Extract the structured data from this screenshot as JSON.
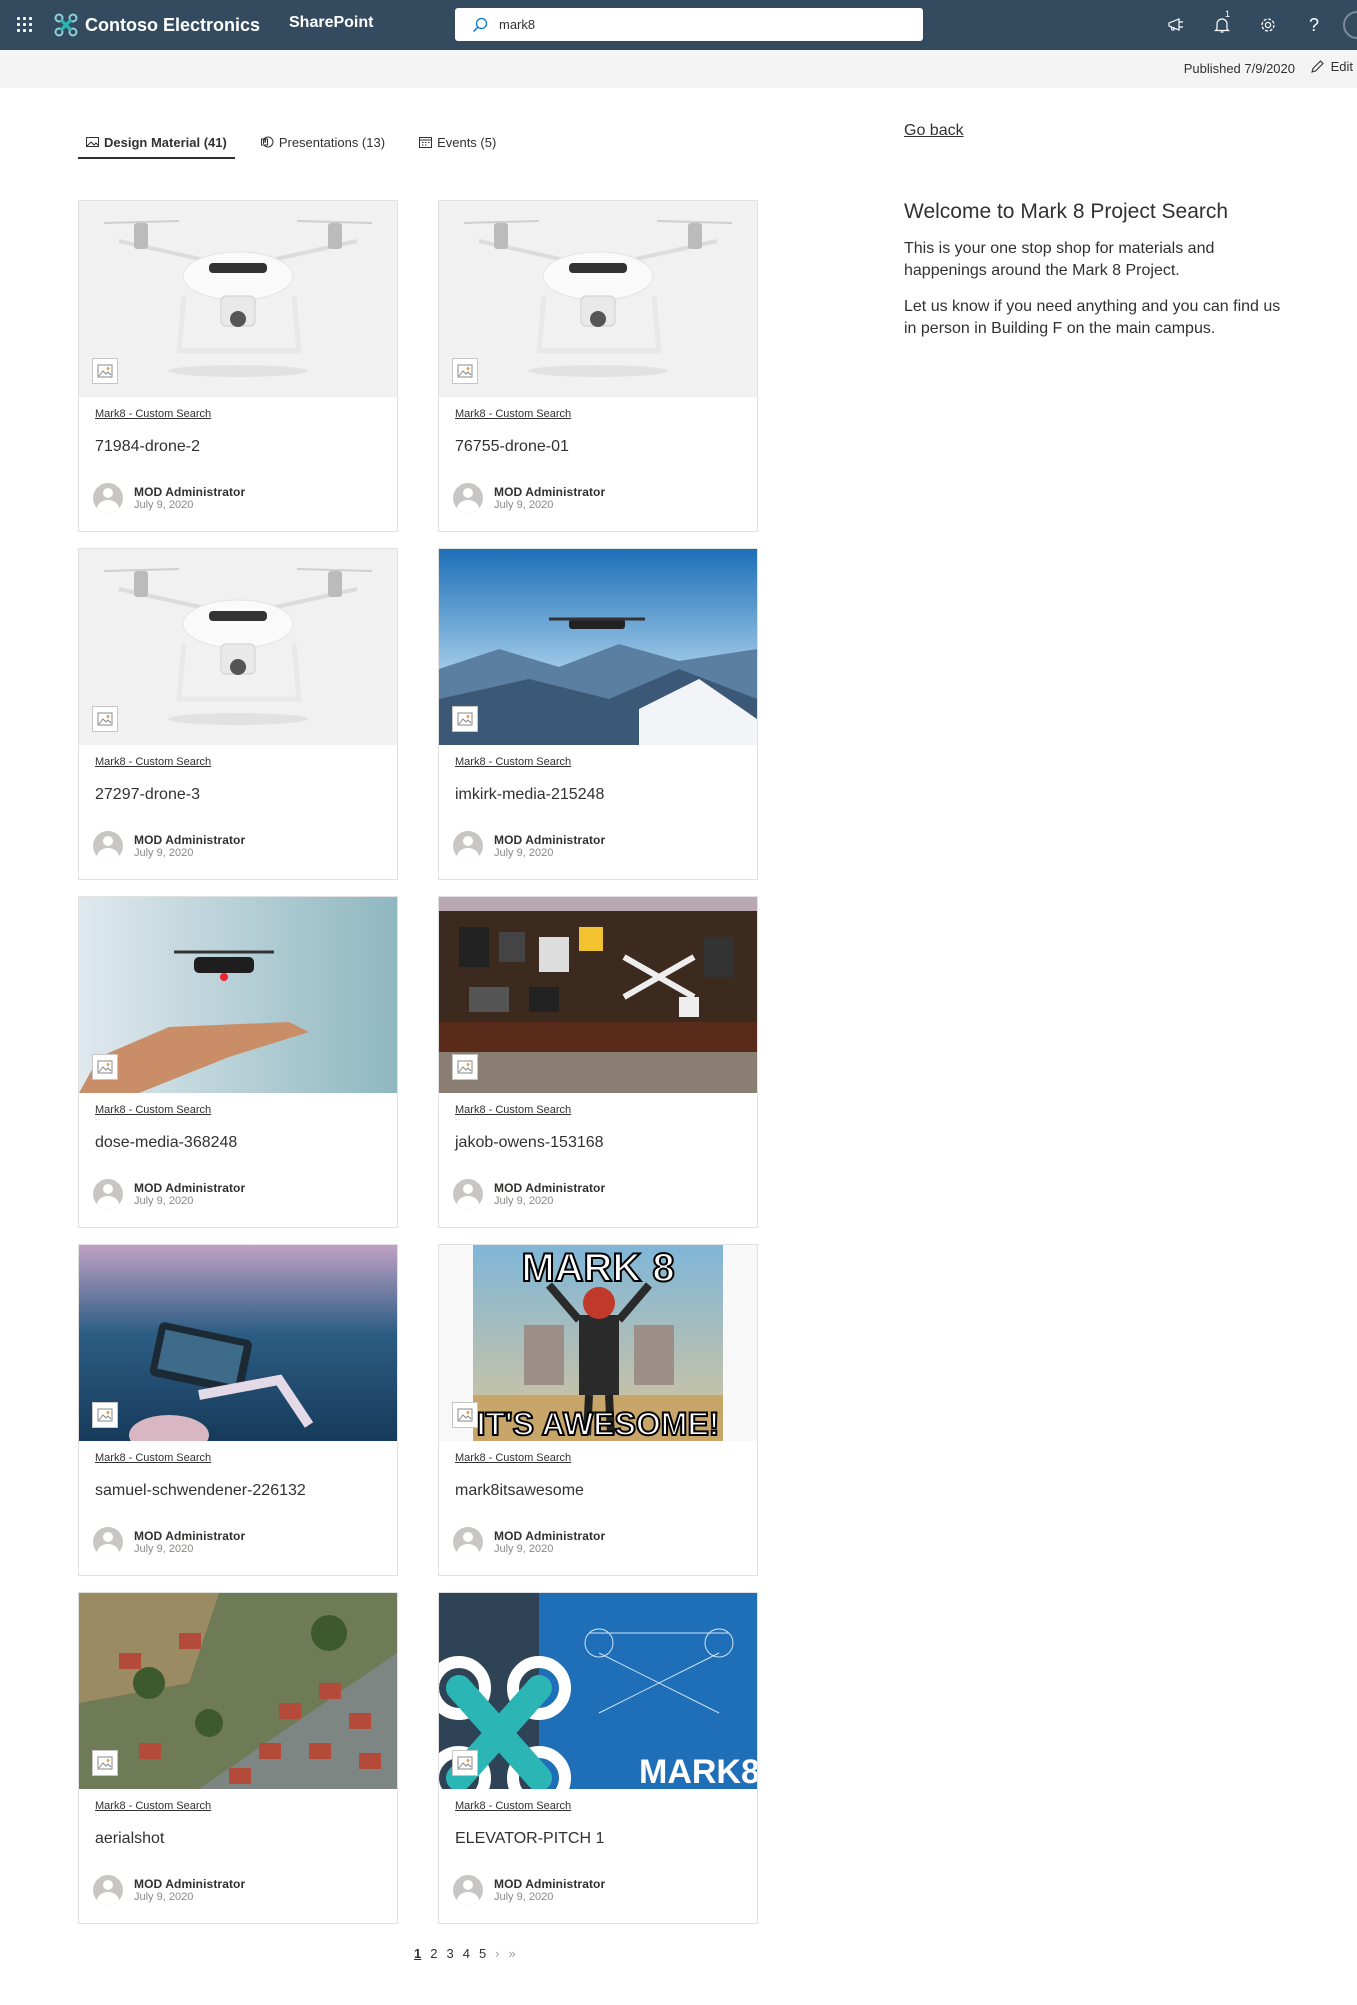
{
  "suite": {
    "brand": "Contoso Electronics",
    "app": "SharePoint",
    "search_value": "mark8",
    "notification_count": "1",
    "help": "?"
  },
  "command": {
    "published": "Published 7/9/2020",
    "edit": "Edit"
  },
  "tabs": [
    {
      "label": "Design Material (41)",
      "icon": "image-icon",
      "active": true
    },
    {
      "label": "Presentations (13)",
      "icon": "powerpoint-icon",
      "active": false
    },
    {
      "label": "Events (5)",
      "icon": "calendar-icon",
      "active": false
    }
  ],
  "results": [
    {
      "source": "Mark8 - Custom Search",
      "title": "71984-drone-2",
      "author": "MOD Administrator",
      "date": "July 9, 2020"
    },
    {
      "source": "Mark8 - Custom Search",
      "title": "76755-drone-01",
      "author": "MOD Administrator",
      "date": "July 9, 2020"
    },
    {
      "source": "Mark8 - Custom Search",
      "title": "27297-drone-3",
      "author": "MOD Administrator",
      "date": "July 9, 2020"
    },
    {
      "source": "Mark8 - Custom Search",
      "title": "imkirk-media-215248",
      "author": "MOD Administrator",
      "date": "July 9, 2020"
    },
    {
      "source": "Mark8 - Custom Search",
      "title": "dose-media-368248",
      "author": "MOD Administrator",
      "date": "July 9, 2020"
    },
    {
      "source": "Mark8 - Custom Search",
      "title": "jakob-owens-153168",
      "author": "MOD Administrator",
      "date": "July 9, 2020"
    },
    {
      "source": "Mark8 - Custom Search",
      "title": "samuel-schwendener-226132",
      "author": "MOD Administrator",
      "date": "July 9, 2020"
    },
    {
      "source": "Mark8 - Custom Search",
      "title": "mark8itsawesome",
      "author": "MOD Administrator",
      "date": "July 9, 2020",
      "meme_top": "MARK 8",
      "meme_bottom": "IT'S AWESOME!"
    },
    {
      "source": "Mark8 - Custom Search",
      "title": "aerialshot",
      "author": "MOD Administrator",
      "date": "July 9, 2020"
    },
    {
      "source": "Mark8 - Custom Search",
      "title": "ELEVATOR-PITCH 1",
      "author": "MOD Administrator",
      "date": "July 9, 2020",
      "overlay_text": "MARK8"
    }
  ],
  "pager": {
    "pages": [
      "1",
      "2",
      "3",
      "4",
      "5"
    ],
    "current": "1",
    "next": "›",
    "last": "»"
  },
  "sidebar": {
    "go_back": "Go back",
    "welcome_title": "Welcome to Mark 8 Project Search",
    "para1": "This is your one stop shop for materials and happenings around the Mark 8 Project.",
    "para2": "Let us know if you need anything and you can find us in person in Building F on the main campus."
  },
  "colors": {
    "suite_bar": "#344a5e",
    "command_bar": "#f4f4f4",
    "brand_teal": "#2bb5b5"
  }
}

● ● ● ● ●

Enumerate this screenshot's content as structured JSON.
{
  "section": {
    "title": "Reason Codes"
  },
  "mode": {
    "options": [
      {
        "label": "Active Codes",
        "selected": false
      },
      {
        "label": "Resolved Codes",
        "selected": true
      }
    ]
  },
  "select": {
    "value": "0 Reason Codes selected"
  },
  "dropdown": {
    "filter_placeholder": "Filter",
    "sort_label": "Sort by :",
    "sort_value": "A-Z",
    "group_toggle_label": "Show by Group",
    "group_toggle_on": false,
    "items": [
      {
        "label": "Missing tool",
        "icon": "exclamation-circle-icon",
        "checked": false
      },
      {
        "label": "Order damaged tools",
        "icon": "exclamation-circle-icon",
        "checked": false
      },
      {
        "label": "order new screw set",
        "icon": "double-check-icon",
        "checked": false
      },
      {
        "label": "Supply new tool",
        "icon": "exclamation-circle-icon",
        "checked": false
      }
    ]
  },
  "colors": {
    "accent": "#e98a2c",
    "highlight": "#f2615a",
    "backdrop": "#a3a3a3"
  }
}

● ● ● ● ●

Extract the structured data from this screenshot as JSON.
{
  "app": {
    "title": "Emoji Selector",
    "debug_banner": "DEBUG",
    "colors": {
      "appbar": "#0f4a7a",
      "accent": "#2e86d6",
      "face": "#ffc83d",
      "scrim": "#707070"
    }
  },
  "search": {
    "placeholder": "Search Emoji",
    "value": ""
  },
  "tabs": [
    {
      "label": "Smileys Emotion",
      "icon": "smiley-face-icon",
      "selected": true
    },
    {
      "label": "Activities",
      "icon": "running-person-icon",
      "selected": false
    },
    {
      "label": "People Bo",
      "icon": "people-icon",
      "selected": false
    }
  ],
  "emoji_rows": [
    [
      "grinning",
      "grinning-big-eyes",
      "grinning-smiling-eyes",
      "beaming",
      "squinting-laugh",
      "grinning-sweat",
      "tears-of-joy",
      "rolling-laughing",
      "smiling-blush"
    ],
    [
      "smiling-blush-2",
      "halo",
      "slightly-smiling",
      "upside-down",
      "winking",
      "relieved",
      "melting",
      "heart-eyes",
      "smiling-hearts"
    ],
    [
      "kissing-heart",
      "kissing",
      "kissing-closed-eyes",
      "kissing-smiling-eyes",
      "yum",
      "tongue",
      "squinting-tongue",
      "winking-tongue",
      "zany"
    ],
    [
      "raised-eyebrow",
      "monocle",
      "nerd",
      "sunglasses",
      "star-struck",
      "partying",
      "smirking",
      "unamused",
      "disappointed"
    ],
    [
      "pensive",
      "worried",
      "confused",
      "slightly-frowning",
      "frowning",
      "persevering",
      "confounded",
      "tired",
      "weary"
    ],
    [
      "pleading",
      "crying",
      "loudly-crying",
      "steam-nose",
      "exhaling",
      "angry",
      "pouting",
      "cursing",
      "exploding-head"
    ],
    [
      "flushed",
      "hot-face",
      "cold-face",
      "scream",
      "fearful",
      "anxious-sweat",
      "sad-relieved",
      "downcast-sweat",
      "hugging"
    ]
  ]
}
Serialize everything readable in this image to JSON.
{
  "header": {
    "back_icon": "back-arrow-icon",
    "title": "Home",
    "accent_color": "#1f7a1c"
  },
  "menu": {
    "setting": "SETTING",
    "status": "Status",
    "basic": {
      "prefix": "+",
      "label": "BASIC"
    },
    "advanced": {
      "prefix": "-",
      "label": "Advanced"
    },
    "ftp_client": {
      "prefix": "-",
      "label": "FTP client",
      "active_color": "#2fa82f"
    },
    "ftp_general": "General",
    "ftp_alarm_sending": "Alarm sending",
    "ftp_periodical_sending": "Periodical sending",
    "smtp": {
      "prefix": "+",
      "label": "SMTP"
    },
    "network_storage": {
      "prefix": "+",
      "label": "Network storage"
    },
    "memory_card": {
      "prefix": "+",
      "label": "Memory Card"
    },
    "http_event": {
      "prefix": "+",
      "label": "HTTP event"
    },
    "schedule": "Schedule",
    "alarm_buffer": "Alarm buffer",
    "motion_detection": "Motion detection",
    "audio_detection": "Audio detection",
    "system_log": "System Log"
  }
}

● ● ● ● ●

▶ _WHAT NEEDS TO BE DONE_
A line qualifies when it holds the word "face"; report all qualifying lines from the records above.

▶ _RESULT OF THIS TASK_
      "face": "#ffc83d",
      "icon": "smiley-face-icon",
      "hot-face",
      "cold-face",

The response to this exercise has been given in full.